• _MATERIAL FOR THIS EXERCISE_:
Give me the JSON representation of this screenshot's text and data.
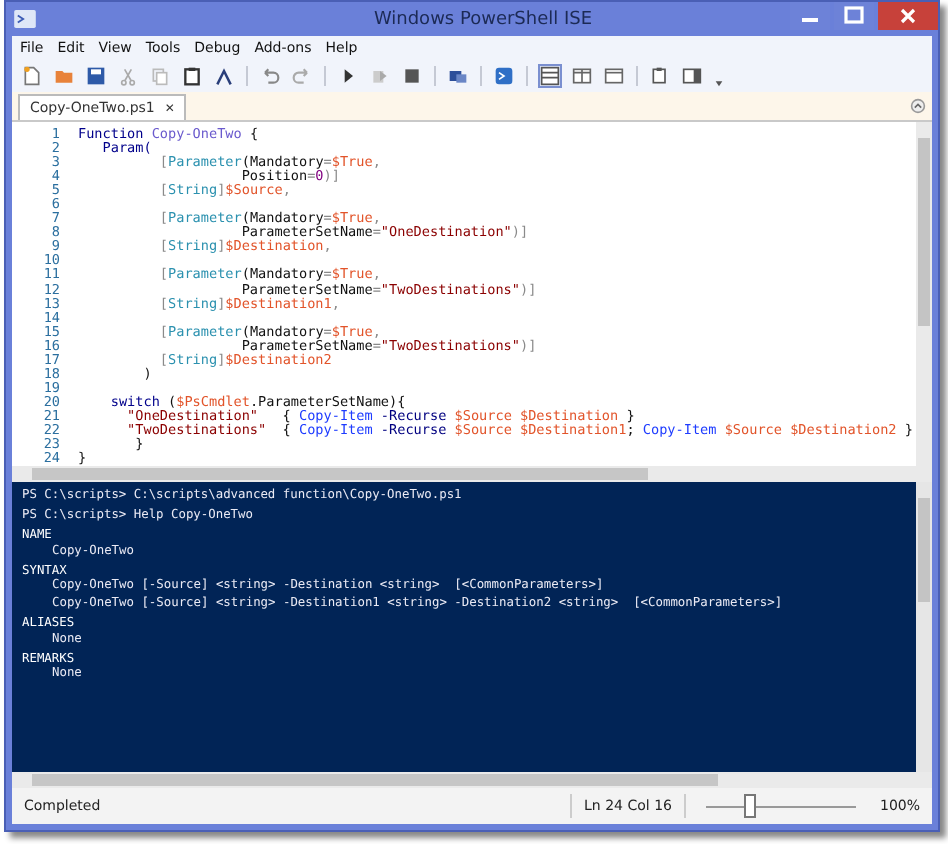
{
  "window": {
    "title": "Windows PowerShell ISE"
  },
  "menu": [
    "File",
    "Edit",
    "View",
    "Tools",
    "Debug",
    "Add-ons",
    "Help"
  ],
  "tabs": [
    {
      "label": "Copy-OneTwo.ps1",
      "close": "✕",
      "selected": true
    }
  ],
  "editor": {
    "lines": [
      {
        "number": "1",
        "tokens": [
          {
            "text": "Function ",
            "kind": "keyword"
          },
          {
            "text": "Copy-OneTwo",
            "kind": "function"
          },
          {
            "text": " {",
            "kind": "plain"
          }
        ]
      },
      {
        "number": "2",
        "tokens": [
          {
            "text": "   Param(",
            "kind": "keyword"
          }
        ]
      },
      {
        "number": "3",
        "tokens": [
          {
            "text": "          [",
            "kind": "op"
          },
          {
            "text": "Parameter",
            "kind": "type"
          },
          {
            "text": "(Mandatory",
            "kind": "plain"
          },
          {
            "text": "=",
            "kind": "op"
          },
          {
            "text": "$True",
            "kind": "variable"
          },
          {
            "text": ",",
            "kind": "op"
          }
        ]
      },
      {
        "number": "4",
        "tokens": [
          {
            "text": "                    Position",
            "kind": "plain"
          },
          {
            "text": "=",
            "kind": "op"
          },
          {
            "text": "0",
            "kind": "number"
          },
          {
            "text": ")]",
            "kind": "op"
          }
        ]
      },
      {
        "number": "5",
        "tokens": [
          {
            "text": "          [",
            "kind": "op"
          },
          {
            "text": "String",
            "kind": "type"
          },
          {
            "text": "]",
            "kind": "op"
          },
          {
            "text": "$Source",
            "kind": "variable"
          },
          {
            "text": ",",
            "kind": "op"
          }
        ]
      },
      {
        "number": "6"
      },
      {
        "number": "7",
        "tokens": [
          {
            "text": "          [",
            "kind": "op"
          },
          {
            "text": "Parameter",
            "kind": "type"
          },
          {
            "text": "(Mandatory",
            "kind": "plain"
          },
          {
            "text": "=",
            "kind": "op"
          },
          {
            "text": "$True",
            "kind": "variable"
          },
          {
            "text": ",",
            "kind": "op"
          }
        ]
      },
      {
        "number": "8",
        "tokens": [
          {
            "text": "                    ParameterSetName",
            "kind": "plain"
          },
          {
            "text": "=",
            "kind": "op"
          },
          {
            "text": "\"OneDestination\"",
            "kind": "string"
          },
          {
            "text": ")]",
            "kind": "op"
          }
        ]
      },
      {
        "number": "9",
        "tokens": [
          {
            "text": "          [",
            "kind": "op"
          },
          {
            "text": "String",
            "kind": "type"
          },
          {
            "text": "]",
            "kind": "op"
          },
          {
            "text": "$Destination",
            "kind": "variable"
          },
          {
            "text": ",",
            "kind": "op"
          }
        ]
      },
      {
        "number": "10"
      },
      {
        "number": "11",
        "tokens": [
          {
            "text": "          [",
            "kind": "op"
          },
          {
            "text": "Parameter",
            "kind": "type"
          },
          {
            "text": "(Mandatory",
            "kind": "plain"
          },
          {
            "text": "=",
            "kind": "op"
          },
          {
            "text": "$True",
            "kind": "variable"
          },
          {
            "text": ",",
            "kind": "op"
          }
        ]
      },
      {
        "number": "12",
        "tokens": [
          {
            "text": "                    ParameterSetName",
            "kind": "plain"
          },
          {
            "text": "=",
            "kind": "op"
          },
          {
            "text": "\"TwoDestinations\"",
            "kind": "string"
          },
          {
            "text": ")]",
            "kind": "op"
          }
        ]
      },
      {
        "number": "13",
        "tokens": [
          {
            "text": "          [",
            "kind": "op"
          },
          {
            "text": "String",
            "kind": "type"
          },
          {
            "text": "]",
            "kind": "op"
          },
          {
            "text": "$Destination1",
            "kind": "variable"
          },
          {
            "text": ",",
            "kind": "op"
          }
        ]
      },
      {
        "number": "14"
      },
      {
        "number": "15",
        "tokens": [
          {
            "text": "          [",
            "kind": "op"
          },
          {
            "text": "Parameter",
            "kind": "type"
          },
          {
            "text": "(Mandatory",
            "kind": "plain"
          },
          {
            "text": "=",
            "kind": "op"
          },
          {
            "text": "$True",
            "kind": "variable"
          },
          {
            "text": ",",
            "kind": "op"
          }
        ]
      },
      {
        "number": "16",
        "tokens": [
          {
            "text": "                    ParameterSetName",
            "kind": "plain"
          },
          {
            "text": "=",
            "kind": "op"
          },
          {
            "text": "\"TwoDestinations\"",
            "kind": "string"
          },
          {
            "text": ")]",
            "kind": "op"
          }
        ]
      },
      {
        "number": "17",
        "tokens": [
          {
            "text": "          [",
            "kind": "op"
          },
          {
            "text": "String",
            "kind": "type"
          },
          {
            "text": "]",
            "kind": "op"
          },
          {
            "text": "$Destination2",
            "kind": "variable"
          }
        ]
      },
      {
        "number": "18",
        "tokens": [
          {
            "text": "        )",
            "kind": "plain"
          }
        ]
      },
      {
        "number": "19"
      },
      {
        "number": "20",
        "tokens": [
          {
            "text": "    switch ",
            "kind": "keyword"
          },
          {
            "text": "(",
            "kind": "plain"
          },
          {
            "text": "$PsCmdlet",
            "kind": "variable"
          },
          {
            "text": ".ParameterSetName){",
            "kind": "plain"
          }
        ]
      },
      {
        "number": "21",
        "tokens": [
          {
            "text": "      \"OneDestination\"",
            "kind": "string"
          },
          {
            "text": "   { ",
            "kind": "plain"
          },
          {
            "text": "Copy-Item",
            "kind": "command"
          },
          {
            "text": " -Recurse ",
            "kind": "param"
          },
          {
            "text": "$Source $Destination",
            "kind": "variable"
          },
          {
            "text": " }",
            "kind": "plain"
          }
        ]
      },
      {
        "number": "22",
        "tokens": [
          {
            "text": "      \"TwoDestinations\"",
            "kind": "string"
          },
          {
            "text": "  { ",
            "kind": "plain"
          },
          {
            "text": "Copy-Item",
            "kind": "command"
          },
          {
            "text": " -Recurse ",
            "kind": "param"
          },
          {
            "text": "$Source $Destination1",
            "kind": "variable"
          },
          {
            "text": "; ",
            "kind": "plain"
          },
          {
            "text": "Copy-Item",
            "kind": "command"
          },
          {
            "text": " $Source $Destination2",
            "kind": "variable"
          },
          {
            "text": " }",
            "kind": "plain"
          }
        ]
      },
      {
        "number": "23",
        "tokens": [
          {
            "text": "       }",
            "kind": "plain"
          }
        ]
      },
      {
        "number": "24",
        "tokens": [
          {
            "text": "}",
            "kind": "plain"
          }
        ]
      }
    ]
  },
  "console": {
    "lines": [
      {
        "text": "PS C:\\scripts> C:\\scripts\\advanced function\\Copy-OneTwo.ps1",
        "kind": "prompt"
      },
      {
        "text": "PS C:\\scripts> Help Copy-OneTwo",
        "kind": "prompt"
      },
      {
        "text": "NAME",
        "kind": "heading"
      },
      {
        "text": "Copy-OneTwo",
        "kind": "body"
      },
      {
        "text": "SYNTAX",
        "kind": "heading"
      },
      {
        "text": "Copy-OneTwo [-Source] <string> -Destination <string>  [<CommonParameters>]",
        "kind": "body"
      },
      {
        "text": "Copy-OneTwo [-Source] <string> -Destination1 <string> -Destination2 <string>  [<CommonParameters>]",
        "kind": "body"
      },
      {
        "text": "ALIASES",
        "kind": "heading"
      },
      {
        "text": "None",
        "kind": "body"
      },
      {
        "text": "REMARKS",
        "kind": "heading"
      },
      {
        "text": "None",
        "kind": "body"
      }
    ]
  },
  "status_bar": {
    "status": "Completed",
    "position": "Ln 24  Col 16",
    "zoom": {
      "level": 0.28
    },
    "zoom_text": "100%"
  }
}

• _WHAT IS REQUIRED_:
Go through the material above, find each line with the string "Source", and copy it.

• _ANSWER TO THE PROBLEM_:
            "text": "$Source",
            "text": "$Source $Destination",
            "text": "$Source $Destination1",
            "text": " $Source $Destination2",
        "text": "Copy-OneTwo [-Source] <string> -Destination <string>  [<CommonParameters>]",
        "text": "Copy-OneTwo [-Source] <string> -Destination1 <string> -Destination2 <string>  [<CommonParameters>]",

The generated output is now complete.